    Exhale, and bring the dumbbells back up to the starting position engaging your glutes by extending your hips and raising your torso.

    Continue to keep the weight close to your body and squeeze your glutes at the top of the position. That’s 1 rep. Complete 10 reps.

    Single-leg Dumbbell Deadlifts

    Why it rocks: This variation of a deadlift isolates the glutes. Plus, performing this single-leg exercise allows you to focus on one side of your body at a time, in turn, creating more work for that side, says Pruett.

    This is also the exact movement as a Romanian deadlift, so you’ll perform it using the same techniques as above, but unilaterally.

    How to:

    Start standing on the right leg with your left leg slightly back behind your body, toe pointed and resting on the floor, right arm on hip, and left arm extended straight down at the side while holding your dumbbell. (Pruett always suggests holding one dumbbell in the opposite hand of the working leg.)

    Inhale, engage your abs, and maintain a neutral spine as you slowly lean forward, lifting your left leg straight back behind your body and lowering your torso toward the floor until both are parallel to the ceiling, with the left hand/dumbbell almost touching the floor.

    Exhale and drive into the right heel to return to the starting position. That’s 1 rep. Complete 10 reps on the left, then switch sides and repeat.

    Squat Superset

    Dumbbell Sumo Squat

    Why it rocks: “The sumo squat is essential for glute workouts because it targets the glutes more than a standard squat by allowing you to lift heavier weights and achieve a deeper range of motion,” says Pruett.

    As an added bonus, sumo squats also work your adductors to build up strength around your knees, ankles, and core.

    How to:

    Stand with your feet slightly wider than shoulder-width apart, weight evenly distributed, and toes turned out to 10 and 2 o’clock, while holding one heavy dumbbell with your arms straight down, or one dumbbell in each hand.

    Keep your core engaged and chest tall as you inhale and bend your knees, sinking your hips down until your thighs are parallel to the floor.
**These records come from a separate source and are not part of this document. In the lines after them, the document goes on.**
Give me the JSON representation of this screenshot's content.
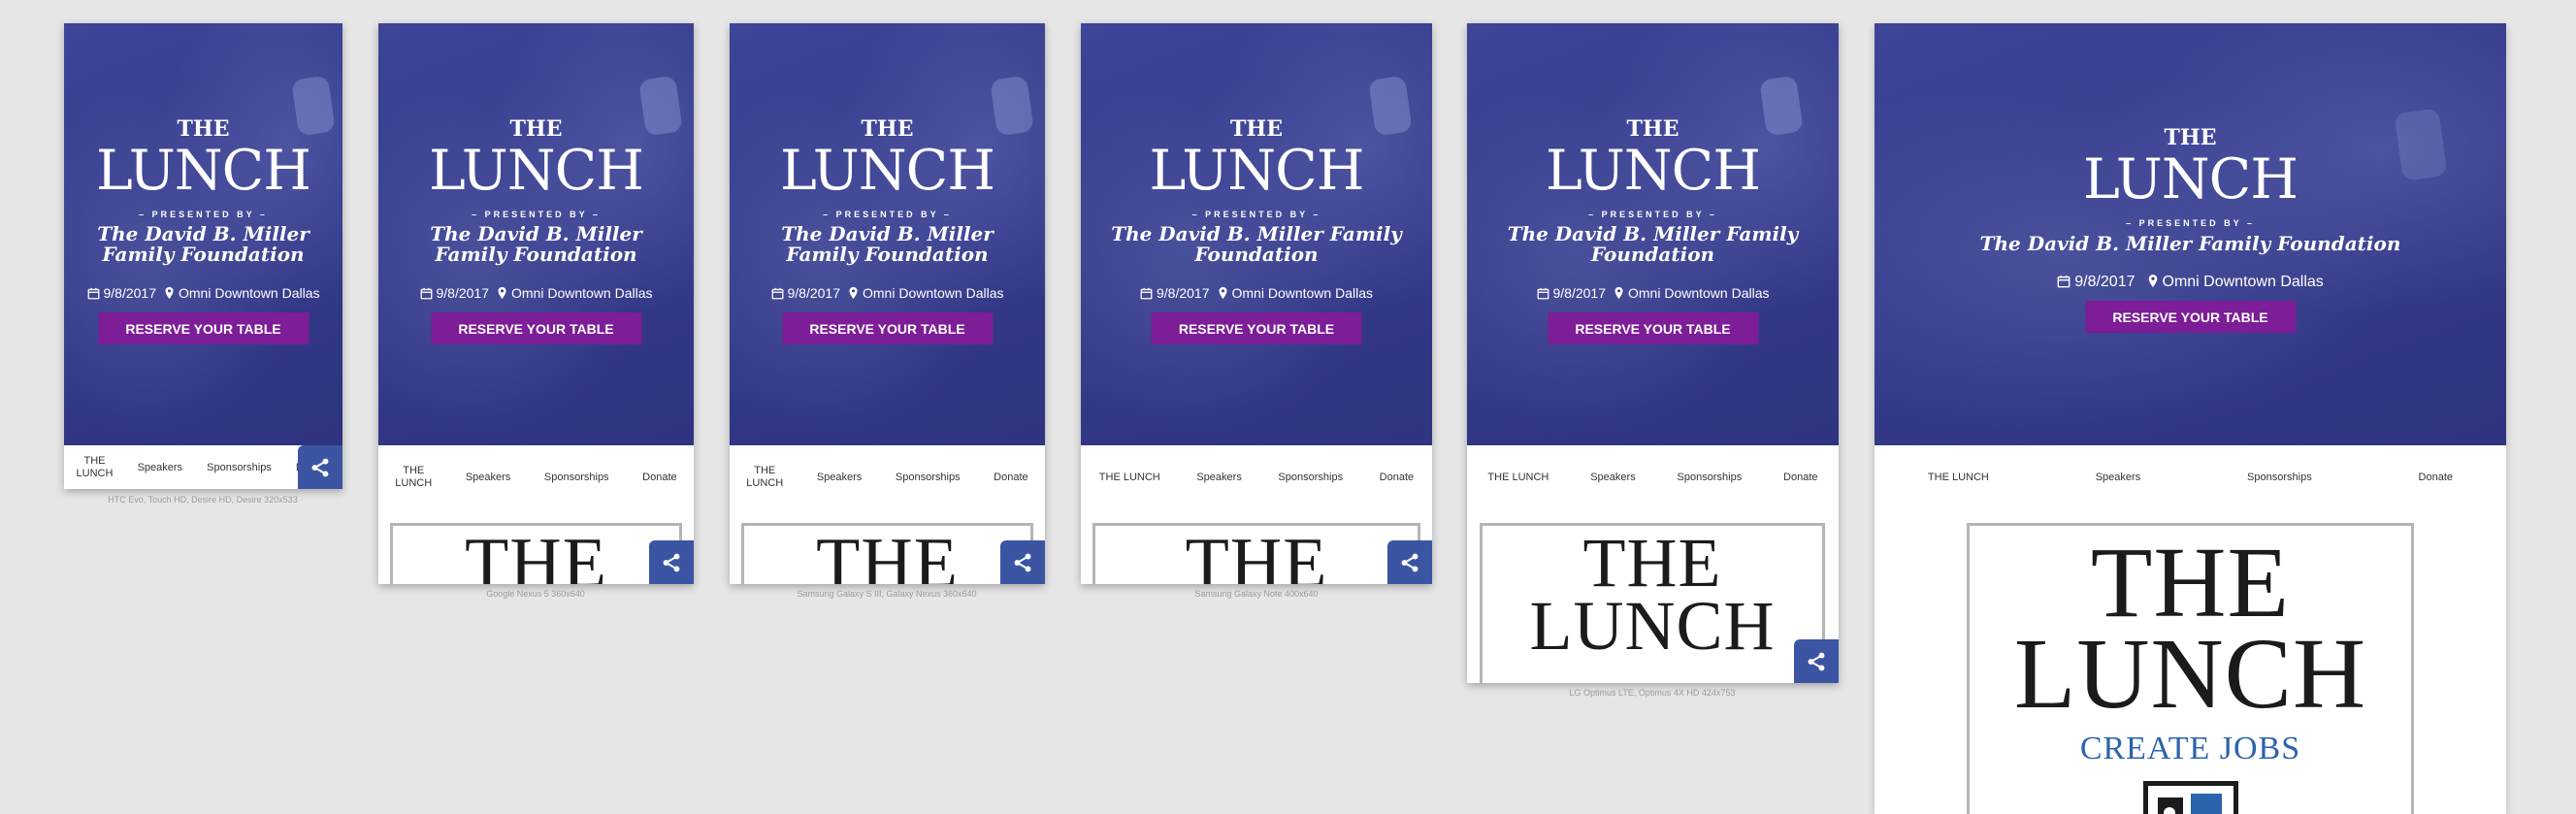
{
  "brand": {
    "accent_button": "#7d1d97",
    "hero_blue": "#353a8b",
    "share_blue": "#3b55a3"
  },
  "hero": {
    "the": "THE",
    "lunch": "LUNCH",
    "presented_by": "– PRESENTED BY –",
    "foundation": "The David B. Miller Family Foundation",
    "date": "9/8/2017",
    "venue": "Omni Downtown Dallas",
    "reserve_label": "RESERVE YOUR TABLE"
  },
  "nav": {
    "home_label": "THE LUNCH",
    "home_line1": "THE",
    "home_line2": "LUNCH",
    "speakers": "Speakers",
    "sponsorships": "Sponsorships",
    "donate": "Donate"
  },
  "logo": {
    "the": "THE",
    "lunch": "LUNCH",
    "tagline": "CREATE JOBS"
  },
  "icons": {
    "calendar": "calendar-icon",
    "location": "map-pin-icon",
    "share": "share-icon"
  },
  "devices": [
    {
      "caption": "HTC Evo, Touch HD, Desire HD, Desire   320x533"
    },
    {
      "caption": "Google Nexus 5   360x640"
    },
    {
      "caption": "Samsung Galaxy S III, Galaxy Nexus   360x640"
    },
    {
      "caption": "Samsung Galaxy Note   400x640"
    },
    {
      "caption": "LG Optimus LTE, Optimus 4X HD   424x753"
    },
    {
      "caption": ""
    }
  ]
}
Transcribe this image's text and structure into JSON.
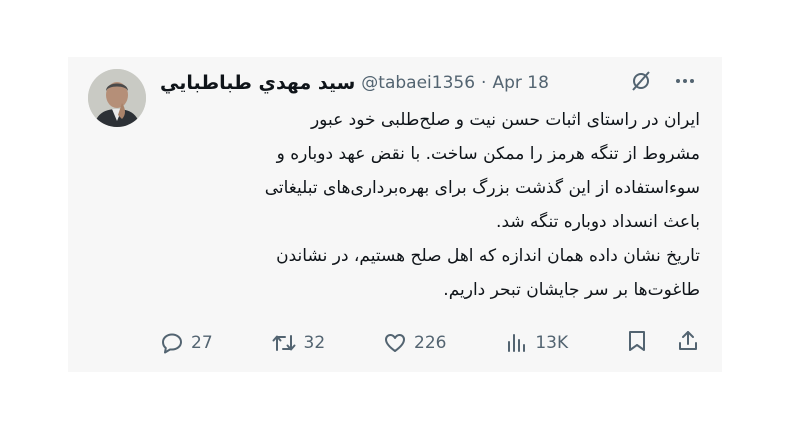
{
  "tweet": {
    "author_name": "سيد مهدي طباطبايي",
    "handle": "@tabaei1356",
    "separator": "·",
    "date": "Apr 18",
    "text": "ایران در راستای اثبات حسن نیت و صلح‌طلبی خود عبور\nمشروط از تنگه هرمز را ممکن ساخت.  با نقض عهد دوباره و\nسوءاستفاده از این گذشت بزرگ برای بهره‌برداری‌های تبلیغاتی\nباعث انسداد دوباره تنگه شد.\nتاریخ نشان داده همان اندازه که اهل صلح هستیم، در نشاندن\nطاغوت‌ها بر سر جایشان تبحر داریم."
  },
  "header_icons": [
    "grok-icon",
    "more-icon"
  ],
  "actions": {
    "replies": "27",
    "reposts": "32",
    "likes": "226",
    "views": "13K"
  },
  "colors": {
    "text": "#0f1419",
    "muted": "#536471",
    "card_bg": "#f7f7f7"
  }
}
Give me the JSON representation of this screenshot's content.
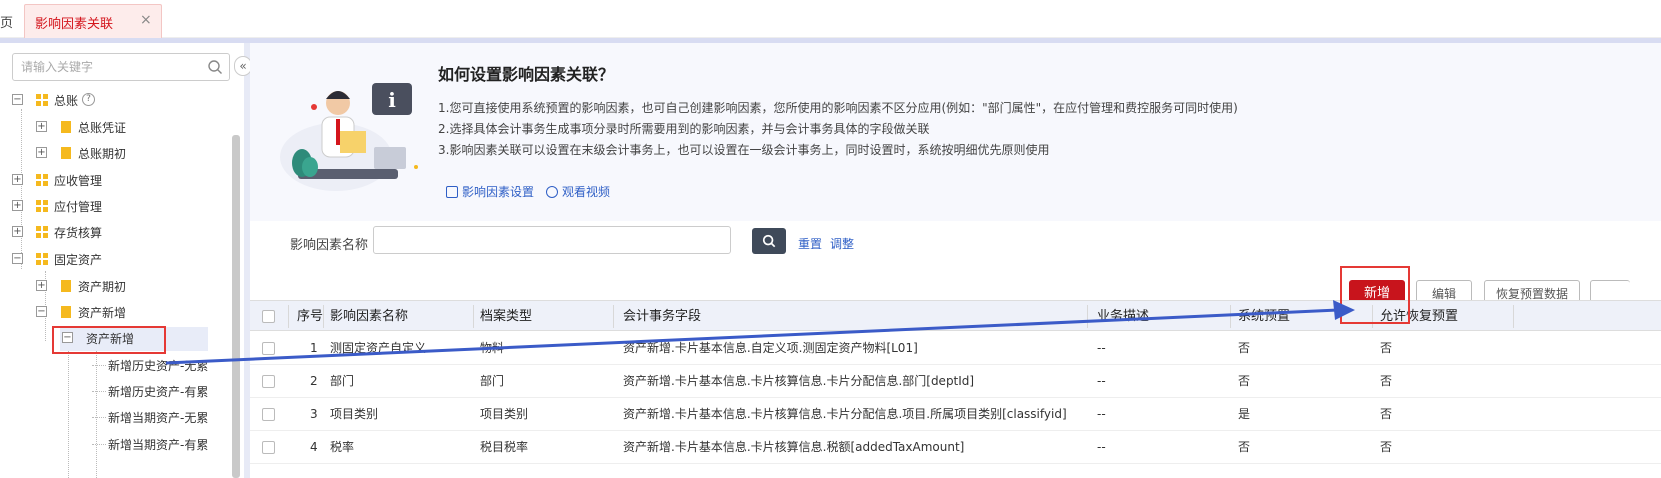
{
  "tabs": {
    "home_label": "页",
    "active_label": "影响因素关联",
    "close_glyph": "×"
  },
  "tree": {
    "search_placeholder": "请输入关键字",
    "collapse_glyph": "«",
    "nodes": [
      {
        "label": "总账",
        "toggle": "−"
      },
      {
        "label": "总账凭证",
        "toggle": "+"
      },
      {
        "label": "总账期初",
        "toggle": "+"
      },
      {
        "label": "应收管理",
        "toggle": "+"
      },
      {
        "label": "应付管理",
        "toggle": "+"
      },
      {
        "label": "存货核算",
        "toggle": "+"
      },
      {
        "label": "固定资产",
        "toggle": "−"
      },
      {
        "label": "资产期初",
        "toggle": "+"
      },
      {
        "label": "资产新增",
        "toggle": "−"
      },
      {
        "label": "资产新增",
        "toggle": "−"
      },
      {
        "label": "新增历史资产-无累"
      },
      {
        "label": "新增历史资产-有累"
      },
      {
        "label": "新增当期资产-无累"
      },
      {
        "label": "新增当期资产-有累"
      }
    ],
    "help_glyph": "?"
  },
  "guide": {
    "title": "如何设置影响因素关联？",
    "lines": [
      "1.您可直接使用系统预置的影响因素，也可自己创建影响因素，您所使用的影响因素不区分应用(例如：\"部门属性\"，在应付管理和费控服务可同时使用)",
      "2.选择具体会计事务生成事项分录时所需要用到的影响因素，并与会计事务具体的字段做关联",
      "3.影响因素关联可以设置在末级会计事务上，也可以设置在一级会计事务上，同时设置时，系统按明细优先原则使用"
    ],
    "link_setting": "影响因素设置",
    "link_video": "观看视频"
  },
  "filter": {
    "label": "影响因素名称",
    "value": "",
    "reset": "重置",
    "adjust": "调整"
  },
  "toolbar": {
    "add": "新增",
    "edit": "编辑",
    "restore": "恢复预置数据"
  },
  "table": {
    "headers": [
      "序号",
      "影响因素名称",
      "档案类型",
      "会计事务字段",
      "业务描述",
      "系统预置",
      "允许恢复预置"
    ],
    "rows": [
      {
        "no": "1",
        "name": "测固定资产自定义",
        "type": "物料",
        "field": "资产新增.卡片基本信息.自定义项.测固定资产物料[L01]",
        "desc": "--",
        "preset": "否",
        "restore": "否"
      },
      {
        "no": "2",
        "name": "部门",
        "type": "部门",
        "field": "资产新增.卡片基本信息.卡片核算信息.卡片分配信息.部门[deptId]",
        "desc": "--",
        "preset": "否",
        "restore": "否"
      },
      {
        "no": "3",
        "name": "项目类别",
        "type": "项目类别",
        "field": "资产新增.卡片基本信息.卡片核算信息.卡片分配信息.项目.所属项目类别[classifyid]",
        "desc": "--",
        "preset": "是",
        "restore": "否"
      },
      {
        "no": "4",
        "name": "税率",
        "type": "税目税率",
        "field": "资产新增.卡片基本信息.卡片核算信息.税额[addedTaxAmount]",
        "desc": "--",
        "preset": "否",
        "restore": "否"
      }
    ]
  },
  "colors": {
    "brand_red": "#c8141c",
    "highlight_red": "#e53935",
    "link_blue": "#2f5fc6",
    "arrow_blue": "#3b5bc8",
    "folder_yellow": "#f5b91e"
  }
}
Think about pushing your knees out at the button of the position, while maintaining a neutral spine and your weight in your heels.

    Exhale as you drive through your feet back to an upright standing position. That’s 1 rep. Complete 10 reps.

    Pro tip: Always make sure your knees stay in line with your feet to prevent any injury, says Pruett.

    Bodyweight Sumo Squat Pulse

    Why it rocks: Pulse variations are great for “pumping up” the muscles since they isolate and activate your glutes, and fatigue them more quickly, which helps build endurance and increases muscle growth, explains Pruett.

    This move also allows for high reps, which is perfect for supersets.

    How to:

    Stand with your feet slightly wider than shoulder-width apart, weight evenly distributed, and toes turned out to 10 and 2 o’clock.

    This is the same movement as a sumo squat, but instead of performing it to its full range of motion, squat down and only come up about half the distance before returning down to the bottom position (this is your “pulse”). You can keep your hands on your hips or out in front of you.

    Continue to pulse up and down while maintaining an engaged core and neutral spine. Complete 30 pulses.

    Finisher: Glute Kickback

    Glute Kickback

    Why it rocks: No glute workout is complete without a burnout, says Pruett. She suggests wrapping things up with glute kickbacks because they target the gluteus maximus and hamstrings. You can also torch the medius if you internally rotate your foot.

    “Glute kickbacks are one of my favourite glute exercises to add into any glute workout because they can be done standing, quadruped, with bands, weight, or the cable machine.”

    How to:

    Begin on all fours, with wrists under shoulders and knees under hips. Make sure your hips are square throughout the entire move and your core is engaged.

    Using your glutes (really focus your mind on that working muscle), raise and extend the active leg and squeeze at the top of the movement.

    Lower back down to starting position. That’s 1 rep. Complete 15 reps on each side.

    This post This Quick 10-Minute Butt Workout From A Trainer Will Grow Your Glutes Fast was originally published on More